- We need regular progress reports to see that the initiative is actually moving forward.
- The Open TCI Initiative is an experiment.
- Need to assess if the experiment is working.
- Need a model that incorporates both arterial and venous samples.
- No data, no blah blah blah!
- Do I have that right, Frédérique?
- We need a process to validate that data used in developing models.
- Not all data are equal.
- Need a rationale to explain why some data sets were included, and some were not included.
- Need to validate any models for the ages and weights of the data on which the model is based.
- In other words, should set limits (define ‘edge of risk’) on the weight and age for which we consider the model ‘validated’ by data.
- Should develop a plan for prospective validation:
- Do we need a clinical trial to assess model performance? The answer, for now, is ‘maybe’.
- May be a role for cross validation.
- Should the validation be against clinical measures (e.g., loss of consciousness), as well as blood concentrations and EEG measures of drug effect?
- Project Management
- Steve Shafer will direct the project (until someone else volunteers to do so)
- Project team will consist of:
- Tom De Smet in collaboration with other engineers
- Charles Minto will direct the data modeling
- Each Society will ask for a representative, who will actually do some of the work
- Prepare the Open TCI Website
- Need registration page

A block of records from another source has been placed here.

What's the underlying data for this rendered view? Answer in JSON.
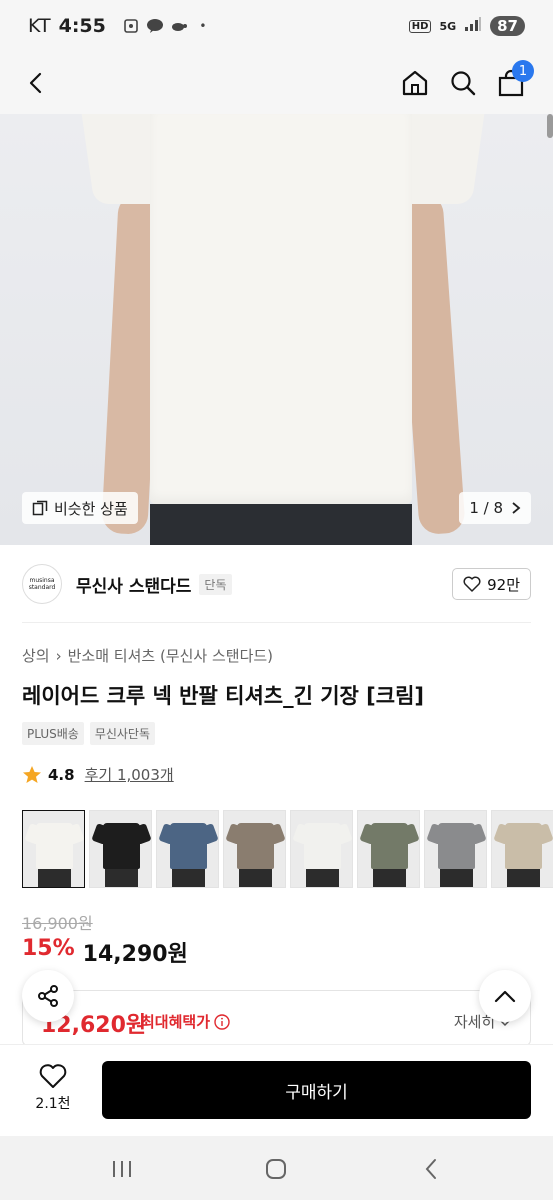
{
  "status_bar": {
    "carrier": "KT",
    "time": "4:55",
    "notification_icons": [
      "screenshot-icon",
      "talk-icon",
      "turtle-icon"
    ],
    "dot": "•",
    "hd": "HD",
    "network": "5G",
    "battery": "87"
  },
  "header": {
    "cart_count": "1"
  },
  "hero": {
    "similar_label": "비슷한 상품",
    "page_indicator": "1 / 8"
  },
  "brand": {
    "logo_line1": "musinsa",
    "logo_line2": "standard",
    "name": "무신사 스탠다드",
    "tag": "단독",
    "likes": "92만"
  },
  "product": {
    "breadcrumb": [
      "상의",
      "반소매 티셔츠 (무신사 스탠다드)"
    ],
    "title": "레이어드 크루 넥 반팔 티셔츠_긴 기장 [크림]",
    "tags": [
      "PLUS배송",
      "무신사단독"
    ],
    "rating": "4.8",
    "reviews": "후기 1,003개",
    "colors": [
      "#f4f3ef",
      "#1d1d1d",
      "#4c6584",
      "#8a7d6f",
      "#f1f1ee",
      "#737a68",
      "#8a8b8d",
      "#c9bda8"
    ]
  },
  "price": {
    "original": "16,900원",
    "discount": "15%",
    "sale": "14,290원",
    "max_benefit_price": "12,620원",
    "max_benefit_label": "최대혜택가",
    "detail_link": "자세히"
  },
  "bottom": {
    "wish_count": "2.1천",
    "buy_label": "구매하기"
  }
}
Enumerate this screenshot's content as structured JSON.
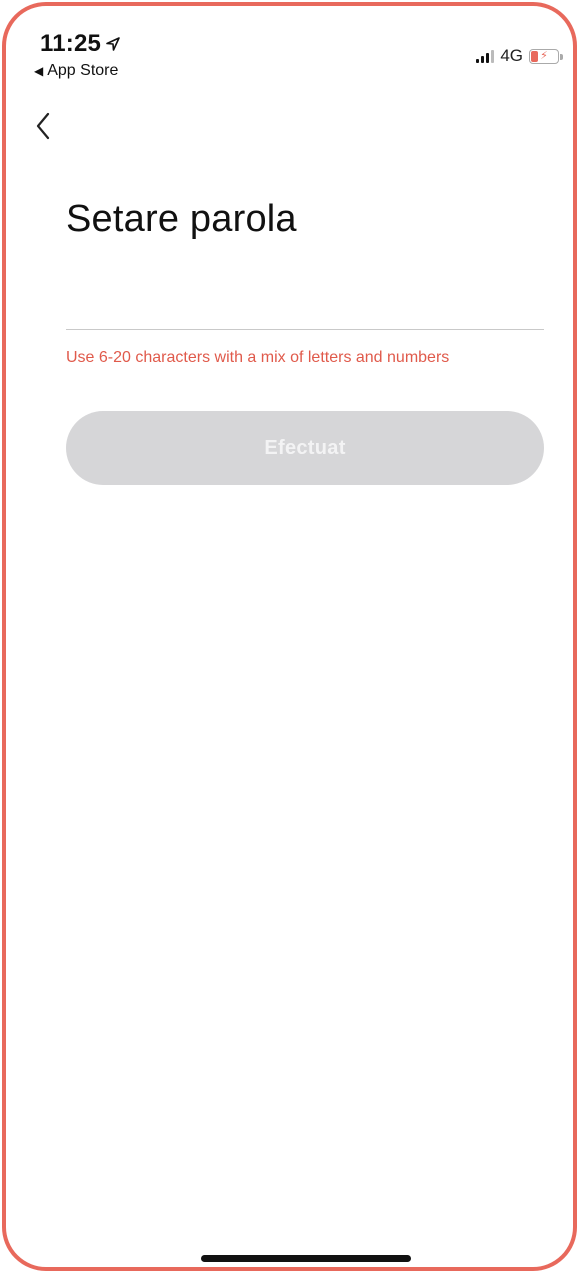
{
  "status_bar": {
    "time": "11:25",
    "back_app_label": "App Store",
    "network": "4G"
  },
  "page": {
    "title": "Setare parola",
    "password_value": "",
    "password_placeholder": "",
    "hint": "Use 6-20 characters with a mix of letters and numbers",
    "done_label": "Efectuat"
  },
  "icons": {
    "back": "chevron-left-icon",
    "location": "location-arrow-icon",
    "signal": "cellular-signal-icon",
    "battery": "battery-charging-icon"
  },
  "colors": {
    "frame_border": "#e8695c",
    "hint_text": "#e05a4b",
    "button_disabled_bg": "#d6d6d8",
    "button_disabled_text": "#f3f3f4"
  }
}
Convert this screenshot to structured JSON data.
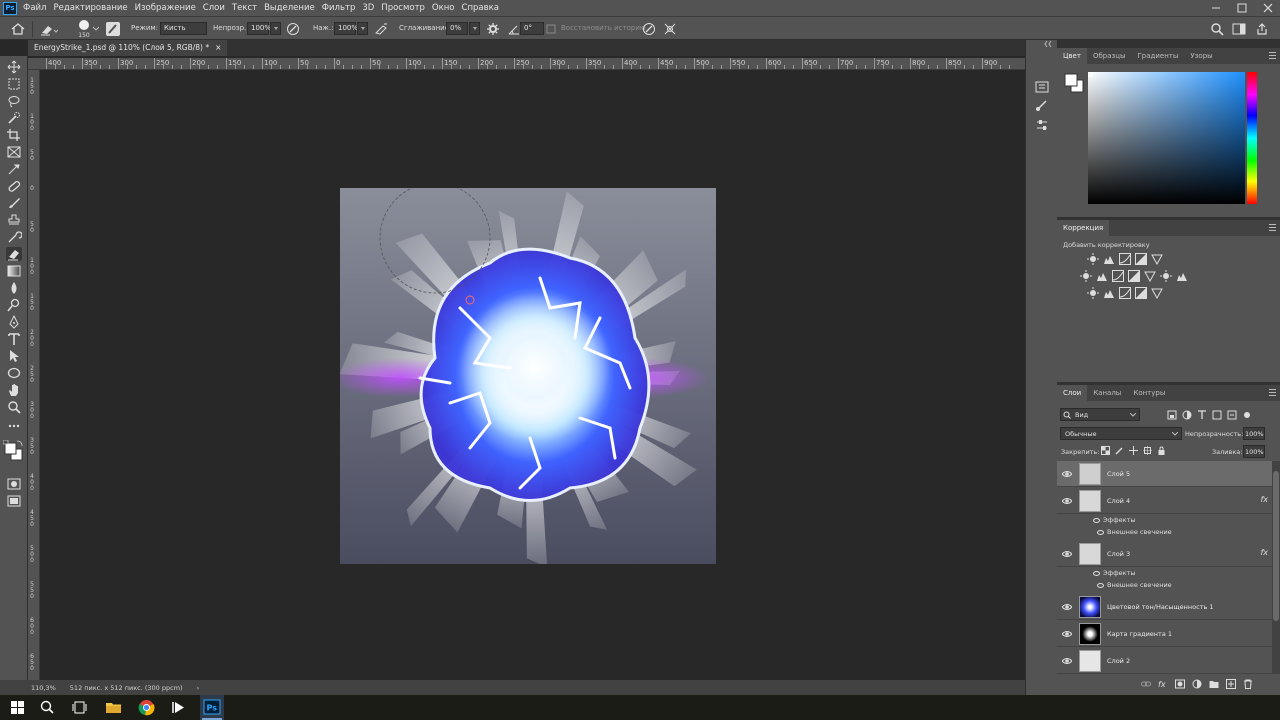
{
  "app": {
    "logo": "Ps"
  },
  "menu": [
    "Файл",
    "Редактирование",
    "Изображение",
    "Слои",
    "Текст",
    "Выделение",
    "Фильтр",
    "3D",
    "Просмотр",
    "Окно",
    "Справка"
  ],
  "options": {
    "brush_size": "150",
    "mode_label": "Режим:",
    "mode_value": "Кисть",
    "opacity_label": "Непрозр.:",
    "opacity_value": "100%",
    "pressure_label": "Наж.:",
    "pressure_value": "100%",
    "smoothing_label": "Сглаживание:",
    "smoothing_value": "0%",
    "angle_value": "0°",
    "restore_history": "Восстановить историю"
  },
  "document": {
    "tab_title": "EnergyStrike_1.psd @ 110% (Слой 5, RGB/8) *",
    "tab_close": "×"
  },
  "rulers": {
    "top": [
      "400",
      "350",
      "300",
      "250",
      "200",
      "150",
      "100",
      "50",
      "0",
      "50",
      "100",
      "150",
      "200",
      "250",
      "300",
      "350",
      "400",
      "450",
      "500",
      "550",
      "600",
      "650",
      "700",
      "750",
      "800",
      "850",
      "900"
    ],
    "left": [
      "1 5 0",
      "1 0 0",
      "5 0",
      "0",
      "5 0",
      "1 0 0",
      "1 5 0",
      "2 0 0",
      "2 5 0",
      "3 0 0",
      "3 5 0",
      "4 0 0",
      "4 5 0",
      "5 0 0",
      "5 5 0",
      "6 0 0",
      "6 5 0"
    ]
  },
  "status": {
    "zoom": "110,3%",
    "doc_info": "512 пикс. x 512 пикс. (300 ppcm)",
    "arrow": "›"
  },
  "color_panel": {
    "tabs": [
      "Цвет",
      "Образцы",
      "Градиенты",
      "Узоры"
    ],
    "active_tab": "Цвет",
    "hue_color": "#1e90ff",
    "foreground": "#ffffff",
    "background": "#ffffff"
  },
  "adjustments_panel": {
    "tabs": [
      "Коррекция"
    ],
    "add_label": "Добавить корректировку",
    "icons_row1": [
      "brightness-icon",
      "levels-icon",
      "curves-icon",
      "exposure-icon",
      "gradient-triangle-icon"
    ],
    "icons_row2": [
      "vibrance-icon",
      "hue-sat-icon",
      "color-balance-icon",
      "bw-icon",
      "photo-filter-icon",
      "channel-mixer-icon",
      "color-lookup-icon"
    ],
    "icons_row3": [
      "invert-icon",
      "posterize-icon",
      "threshold-icon",
      "selective-color-icon",
      "gradient-map-icon"
    ]
  },
  "layers_panel": {
    "tabs": [
      "Слои",
      "Каналы",
      "Контуры"
    ],
    "active_tab": "Слои",
    "filter_label": "Вид",
    "blend_mode": "Обычные",
    "opacity_label": "Непрозрачность:",
    "opacity_value": "100%",
    "lock_label": "Закрепить:",
    "fill_label": "Заливка:",
    "fill_value": "100%",
    "layers": [
      {
        "name": "Слой 5",
        "selected": true,
        "fx": false,
        "thumb": "transparent"
      },
      {
        "name": "Слой 4",
        "selected": false,
        "fx": true,
        "thumb": "transparent",
        "effects_label": "Эффекты",
        "effect": "Внешнее свечение"
      },
      {
        "name": "Слой 3",
        "selected": false,
        "fx": true,
        "thumb": "transparent",
        "effects_label": "Эффекты",
        "effect": "Внешнее свечение"
      },
      {
        "name": "Цветовой тон/Насыщенность 1",
        "selected": false,
        "fx": false,
        "thumb": "hue"
      },
      {
        "name": "Карта градиента 1",
        "selected": false,
        "fx": false,
        "thumb": "gradient"
      },
      {
        "name": "Слой 2",
        "selected": false,
        "fx": false,
        "thumb": "sketch"
      }
    ],
    "fx_symbol": "fx"
  }
}
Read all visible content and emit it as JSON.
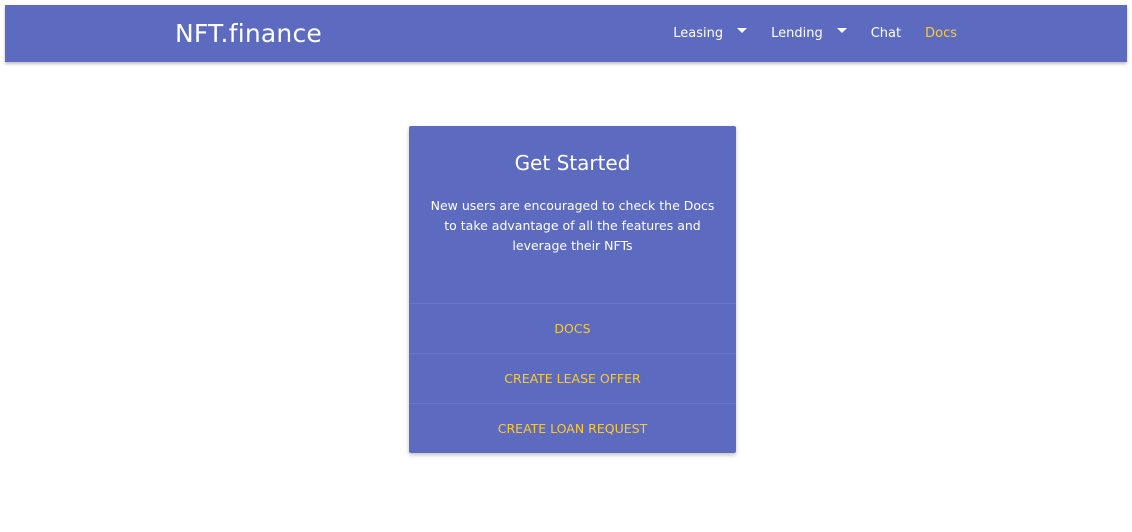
{
  "brand": "NFT.finance",
  "nav": {
    "leasing": "Leasing",
    "lending": "Lending",
    "chat": "Chat",
    "docs": "Docs"
  },
  "card": {
    "title": "Get Started",
    "text": "New users are encouraged to check the Docs to take advantage of all the features and leverage their NFTs",
    "actions": {
      "docs": "DOCS",
      "lease": "CREATE LEASE OFFER",
      "loan": "CREATE LOAN REQUEST"
    }
  },
  "colors": {
    "primary": "#5c6bc0",
    "accent": "#ffca28",
    "text": "#ffffff"
  }
}
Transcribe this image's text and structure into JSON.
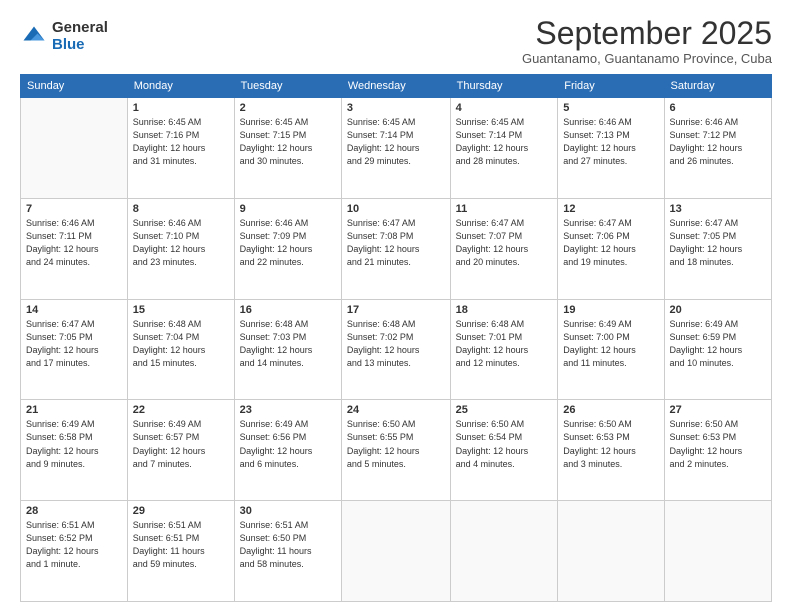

- Anyone can register
- Need data upload page
- Anyone can read.
- Only registered participants can upload data.
- Data, once uploaded, cannot be deleted (for auditability).
- Revised data sets can be uploaded, with a different name for the data file.
- Excel will be the common format for uploaded data.
- Need participant disclosure page.
- Everyone can read the disclosure pages.
- Only registered users can update their information.
- Obtain data inventory.
- Individual participants should indicate what data they are willing to upload.
- For now, we just want an inventory of data, not the data themselves.
I believe that covers our discussions. I would appreciate all participants in the first (and hopefully last) meeting of the Open TCI Initiative to review those data that you are willing to contribute to the initiative.
Thank you again for your support of the Open TCI Initiative.
Editor-in-Chief, Anesthesia & Analgesia
Professor of Anesthesiology, Columbia University
Adjunct Professor of Anesthesia, Stanford University
Adjunct Professor of Biopharmaceutical Sciences, UCSF
- Struys M, Coppens M, De N, Mortier E, Doufas A, Van B, Shafer S: Influence of administration rate on propofol plasma-effect site equilibration. Anesthesiology 2007; 107:386–96 PMID: 17721240